The History of Philco
The most well-known use of a Philco chassis in a non-Philco product was in the products manufactured by the Radiobar Corporation of America, a West Coast manufacturer of the 1930s.
The company had been formed by Earnest J. Krause [sic] in 1931, in Los Angeles, California. The firm was also affiliated with a New York company of the same name. The idea behind the Radiobar dated back to the days of Prohibition (which was repealed in 1933) – make a functional piece of furniture in which one's liquor stock and glasses could be stored, out of sight.
The earliest Radiobars used RCA-built chassis as well as chassis supplied by Philco, but within a few years, Radiobar was using Philco chassis exclusively in its products. The companies were working so closely together by 1938 that Philco did not produce any of its own radio-phonographs for that model year; instead turning the task over to Radiobar for a line of Phonograph with Philco radio-phonographs that included Capehart automatic changers to go along with Philco-supplied radio chassis.
By mid-1938, Radiobar had merged with Philco, and Philco was once again producing its own radio-phonographs. The higher-end 1939 Phonograph with Philco models continued the use of Capehart changers.

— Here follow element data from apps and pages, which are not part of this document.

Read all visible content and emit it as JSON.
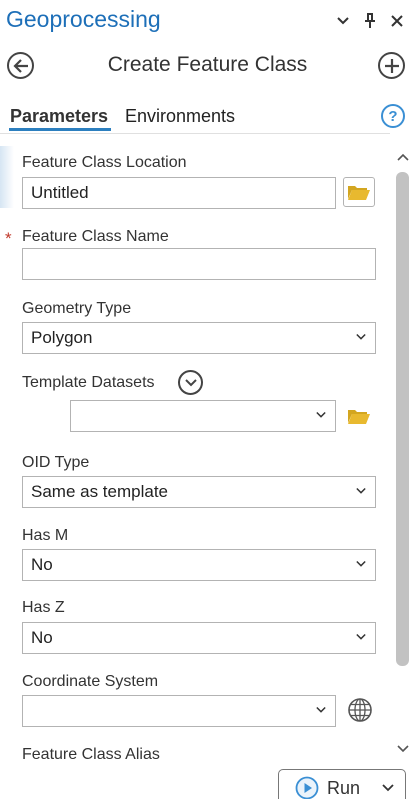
{
  "pane": {
    "title": "Geoprocessing"
  },
  "tool": {
    "title": "Create Feature Class"
  },
  "tabs": [
    {
      "label": "Parameters"
    },
    {
      "label": "Environments"
    }
  ],
  "help": {
    "label": "?"
  },
  "params": {
    "location": {
      "label": "Feature Class Location",
      "value": "Untitled"
    },
    "name": {
      "label": "Feature Class Name",
      "value": "",
      "required_mark": "*"
    },
    "geometry": {
      "label": "Geometry Type",
      "value": "Polygon"
    },
    "template": {
      "label": "Template Datasets",
      "value": ""
    },
    "oid": {
      "label": "OID Type",
      "value": "Same as template"
    },
    "has_m": {
      "label": "Has M",
      "value": "No"
    },
    "has_z": {
      "label": "Has Z",
      "value": "No"
    },
    "coord": {
      "label": "Coordinate System",
      "value": ""
    },
    "alias": {
      "label": "Feature Class Alias"
    }
  },
  "run": {
    "label": "Run"
  },
  "colors": {
    "title_blue": "#1d6fb8",
    "accent_blue": "#2c7fbf",
    "folder_yellow": "#e8b92f",
    "required_red": "#c0392b"
  }
}
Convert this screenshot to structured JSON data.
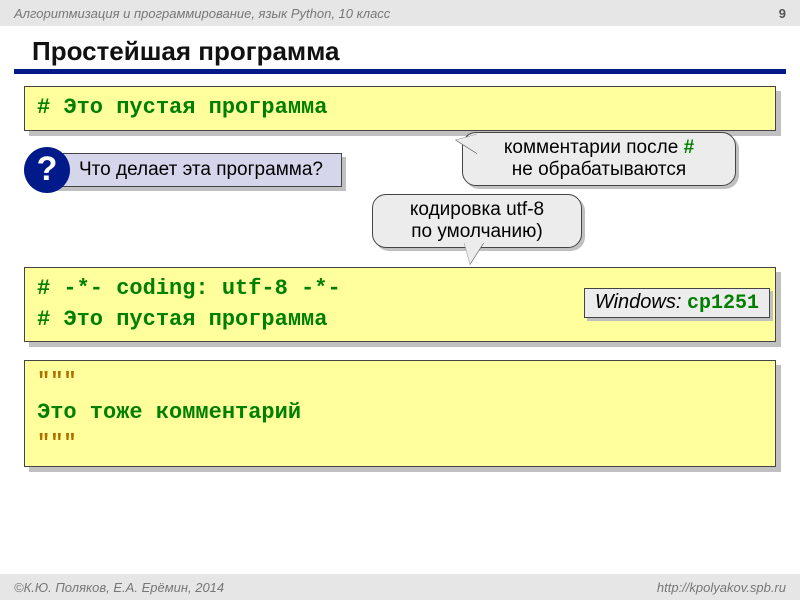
{
  "header": {
    "course": "Алгоритмизация и программирование, язык Python, 10 класс",
    "page": "9"
  },
  "title": "Простейшая программа",
  "codebox1": {
    "line1": "# Это пустая программа"
  },
  "question": {
    "badge": "?",
    "text": "Что делает эта программа?"
  },
  "callout1": {
    "line1_pre": "комментарии после ",
    "hash": "#",
    "line2": "не обрабатываются"
  },
  "callout2": {
    "line1": "кодировка utf-8",
    "line2": "по умолчанию)"
  },
  "codebox2": {
    "line1": "# -*- coding: utf-8 -*-",
    "line2": "# Это пустая программа"
  },
  "windows": {
    "label": "Windows:  ",
    "value": "cp1251"
  },
  "codebox3": {
    "q1": "\"\"\"",
    "body": "Это тоже комментарий",
    "q2": "\"\"\""
  },
  "footer": {
    "left": "©К.Ю. Поляков, Е.А. Ерёмин, 2014",
    "right": "http://kpolyakov.spb.ru"
  }
}
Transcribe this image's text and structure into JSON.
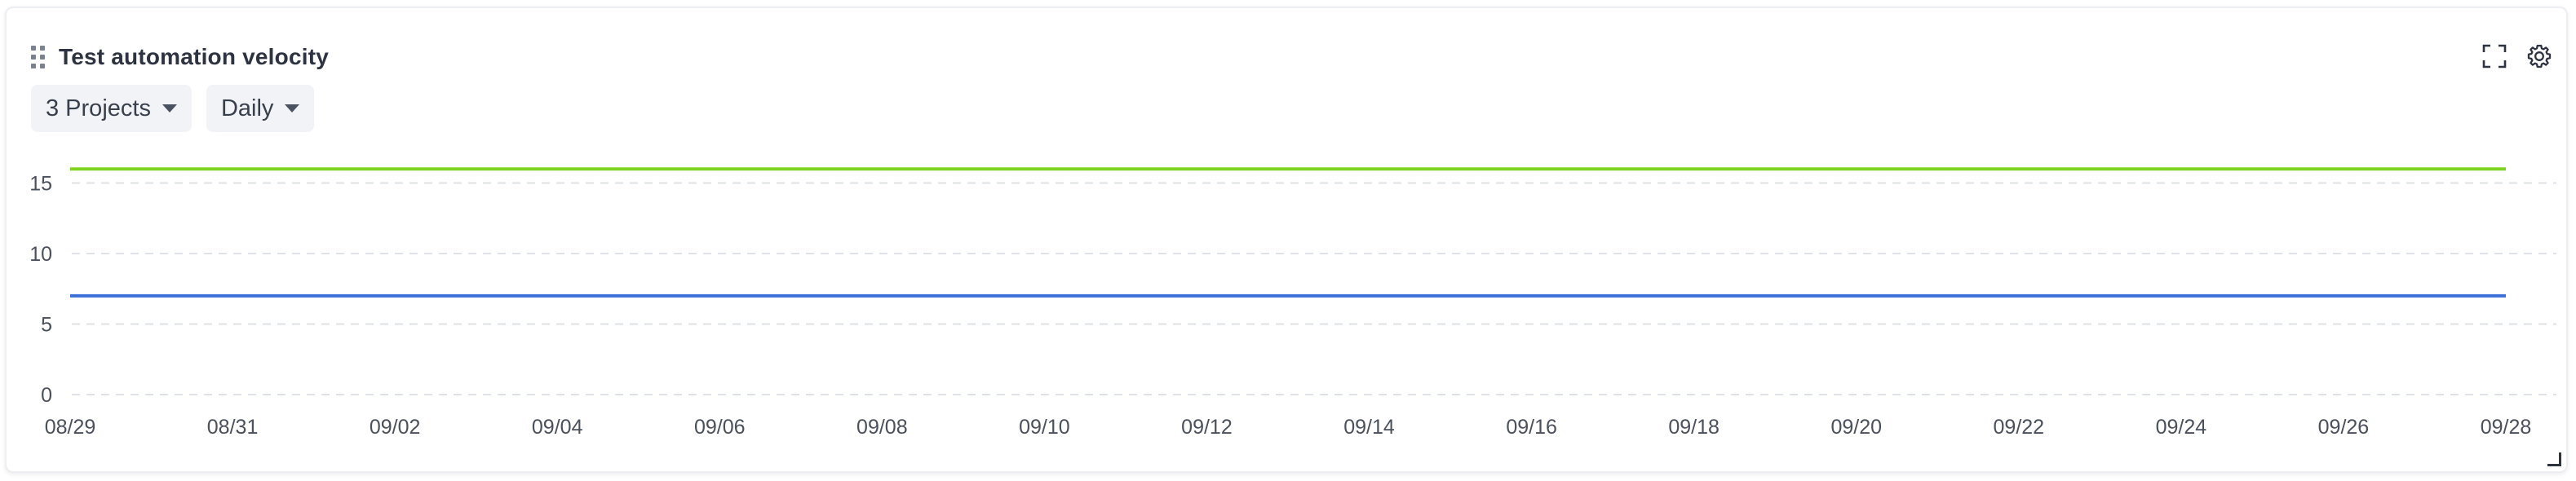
{
  "widget": {
    "title": "Test automation velocity",
    "filters": {
      "projects_label": "3 Projects",
      "interval_label": "Daily"
    },
    "icons": {
      "drag": "drag-handle-icon",
      "expand": "expand-icon",
      "settings": "gear-icon",
      "resize": "resize-handle-icon"
    }
  },
  "chart_data": {
    "type": "line",
    "title": "",
    "xlabel": "",
    "ylabel": "",
    "x_ticks": [
      "08/29",
      "08/31",
      "09/02",
      "09/04",
      "09/06",
      "09/08",
      "09/10",
      "09/12",
      "09/14",
      "09/16",
      "09/18",
      "09/20",
      "09/22",
      "09/24",
      "09/26",
      "09/28"
    ],
    "y_ticks": [
      0,
      5,
      10,
      15
    ],
    "ylim": [
      0,
      17.5
    ],
    "grid": true,
    "series": [
      {
        "color": "#7ed321",
        "values": [
          16,
          16,
          16,
          16,
          16,
          16,
          16,
          16,
          16,
          16,
          16,
          16,
          16,
          16,
          16,
          16
        ]
      },
      {
        "color": "#3b6fd8",
        "values": [
          7,
          7,
          7,
          7,
          7,
          7,
          7,
          7,
          7,
          7,
          7,
          7,
          7,
          7,
          7,
          7
        ]
      }
    ]
  }
}
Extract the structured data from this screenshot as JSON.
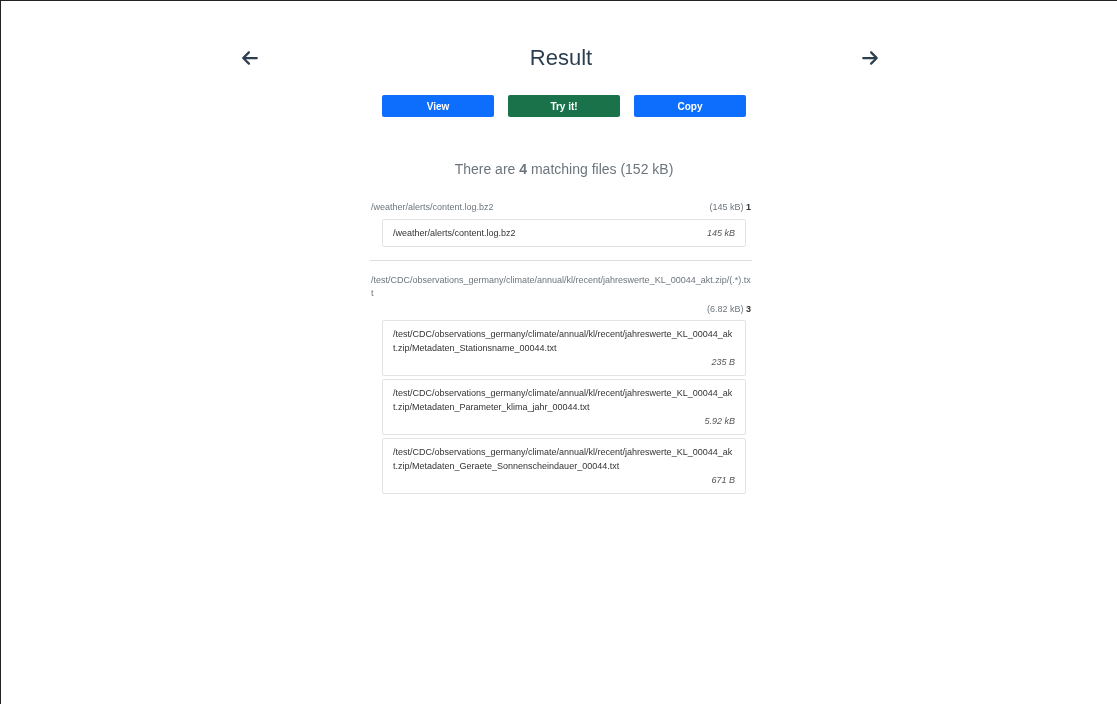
{
  "title": "Result",
  "buttons": [
    {
      "label": "View",
      "kind": "primary"
    },
    {
      "label": "Try it!",
      "kind": "success"
    },
    {
      "label": "Copy",
      "kind": "primary"
    }
  ],
  "summary": "There are **4** matching files (152 kB)",
  "groups": [
    {
      "path": "/weather/alerts/content.log.bz2",
      "size": "(145 kB)",
      "count": "1",
      "files": [
        {
          "path": "/weather/alerts/content.log.bz2",
          "size": "145 kB"
        }
      ]
    },
    {
      "path": "/test/CDC/observations_germany/climate/annual/kl/recent/jahreswerte_KL_00044_akt.zip/(.*).txt",
      "size": "(6.82 kB)",
      "count": "3",
      "files": [
        {
          "path": "/test/CDC/observations_germany/climate/annual/kl/recent/jahreswerte_KL_00044_akt.zip/Metadaten_Stationsname_00044.txt",
          "size": "235 B"
        },
        {
          "path": "/test/CDC/observations_germany/climate/annual/kl/recent/jahreswerte_KL_00044_akt.zip/Metadaten_Parameter_klima_jahr_00044.txt",
          "size": "5.92 kB"
        },
        {
          "path": "/test/CDC/observations_germany/climate/annual/kl/recent/jahreswerte_KL_00044_akt.zip/Metadaten_Geraete_Sonnenscheindauer_00044.txt",
          "size": "671 B"
        }
      ]
    }
  ]
}
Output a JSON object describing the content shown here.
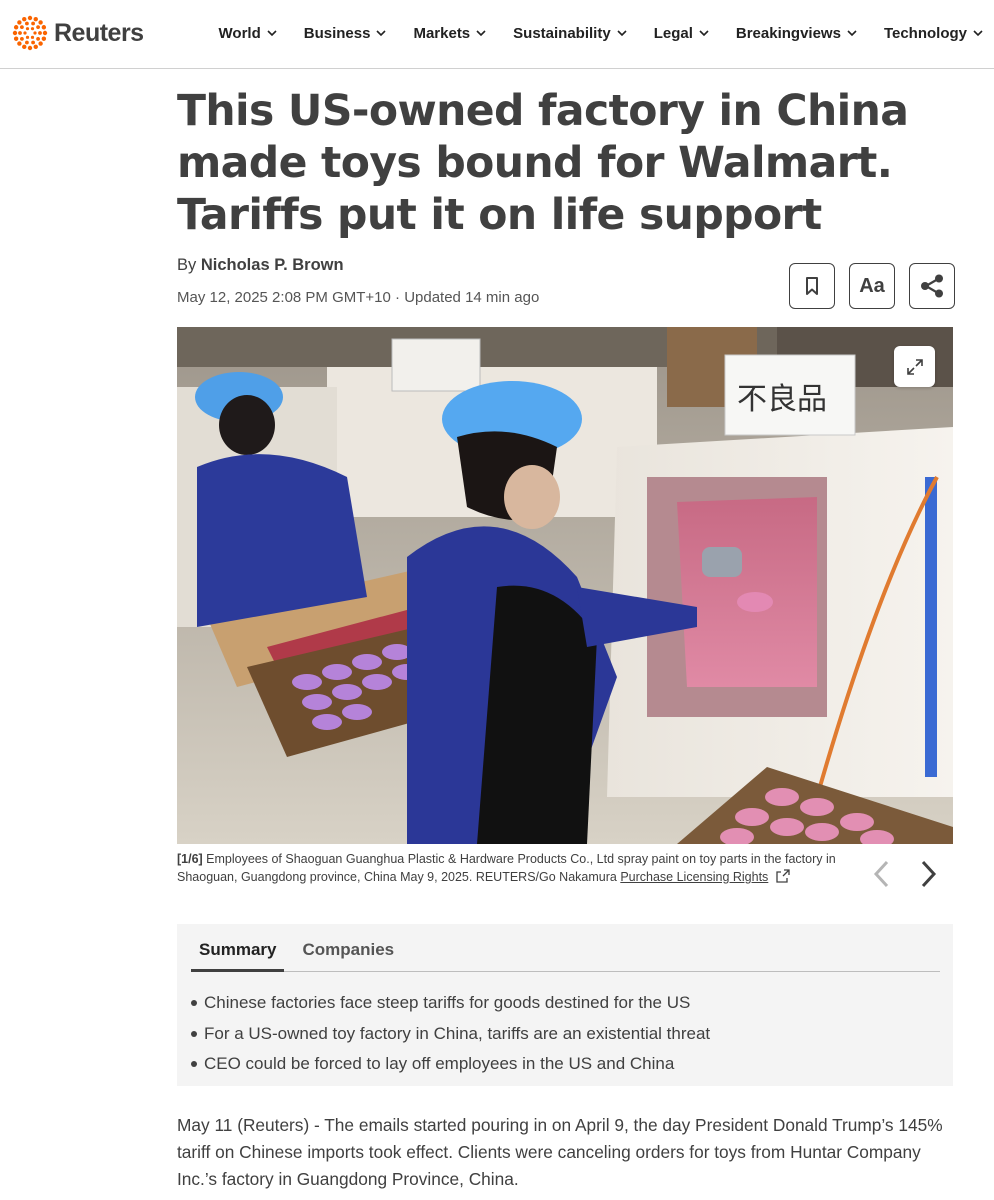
{
  "brand": {
    "name": "Reuters",
    "accent": "#fa6400"
  },
  "nav": {
    "items": [
      {
        "label": "World"
      },
      {
        "label": "Business"
      },
      {
        "label": "Markets"
      },
      {
        "label": "Sustainability"
      },
      {
        "label": "Legal"
      },
      {
        "label": "Breakingviews"
      },
      {
        "label": "Technology"
      }
    ]
  },
  "article": {
    "headline": "This US-owned factory in China made toys bound for Walmart. Tariffs put it on life support",
    "byline_prefix": "By ",
    "author": "Nicholas P. Brown",
    "dateline": "May 12, 2025 2:08 PM GMT+10 · Updated 14 min ago",
    "tools": {
      "bookmark_icon": "bookmark-icon",
      "text_size_label": "Aa",
      "share_icon": "share-icon"
    }
  },
  "gallery": {
    "index": "[1/6]",
    "caption": " Employees of Shaoguan Guanghua Plastic & Hardware Products Co., Ltd spray paint on toy parts in the factory in Shaoguan, Guangdong province, China May 9, 2025. REUTERS/Go Nakamura ",
    "license_link": "Purchase Licensing Rights",
    "sign_text": "不良品"
  },
  "summary": {
    "tabs": [
      {
        "label": "Summary",
        "active": true
      },
      {
        "label": "Companies",
        "active": false
      }
    ],
    "bullets": [
      "Chinese factories face steep tariffs for goods destined for the US",
      "For a US-owned toy factory in China, tariffs are an existential threat",
      "CEO could be forced to lay off employees in the US and China"
    ]
  },
  "body": {
    "paragraph": "May 11 (Reuters) - The emails started pouring in on April 9, the day President Donald Trump’s 145% tariff on Chinese imports took effect. Clients were canceling orders for toys from Huntar Company Inc.’s factory in Guangdong Province, China."
  }
}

What prompted the Radiobar-Philco merger? The manager of Philco's model shop, Arthur Whitehair, was quoted as saying, "Philco's interest in Radiobar may have had something to do with Radiobar's technology with phonographs. They had an engineer who was pretty good in that area."
Philco also brought out a few "Radiobar with Philco" models for the 1939 season, after which the Radiobar name disappeared into the history books.
A Sampling of Radiobar Products
Made by the Radiobar Company of America using Philco chassis
Click thumbnails to enlarge and to see more info on each item.